▸ Data:
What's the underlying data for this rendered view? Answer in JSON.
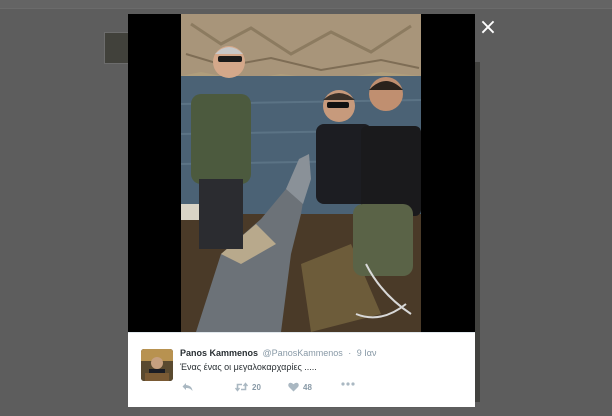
{
  "modal": {
    "close_label": "×"
  },
  "tweet": {
    "name": "Panos Kammenos",
    "handle": "@PanosKammenos",
    "separator": "·",
    "time": "9 Ιαν",
    "text": "Ένας ένας οι μεγαλοκαρχαρίες .....",
    "retweet_count": "20",
    "like_count": "48"
  },
  "icons": {
    "close": "close-icon",
    "reply": "reply-icon",
    "retweet": "retweet-icon",
    "like": "heart-icon",
    "more": "more-dots-icon"
  },
  "colors": {
    "overlay": "#5d5d5d",
    "modal_bg": "#000000",
    "panel_bg": "#ffffff",
    "icon_gray": "#aab8c2",
    "text_dark": "#292f33",
    "text_muted": "#8899a6"
  }
}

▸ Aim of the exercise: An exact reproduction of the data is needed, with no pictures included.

▸ Result:
What's the underlying data for this rendered view? Answer in JSON.
{
  "modal": {
    "close_label": "×"
  },
  "tweet": {
    "name": "Panos Kammenos",
    "handle": "@PanosKammenos",
    "separator": "·",
    "time": "9 Ιαν",
    "text": "Ένας ένας οι μεγαλοκαρχαρίες .....",
    "retweet_count": "20",
    "like_count": "48"
  },
  "icons": {
    "close": "close-icon",
    "reply": "reply-icon",
    "retweet": "retweet-icon",
    "like": "heart-icon",
    "more": "more-dots-icon"
  },
  "colors": {
    "overlay": "#5d5d5d",
    "modal_bg": "#000000",
    "panel_bg": "#ffffff",
    "icon_gray": "#aab8c2",
    "text_dark": "#292f33",
    "text_muted": "#8899a6"
  }
}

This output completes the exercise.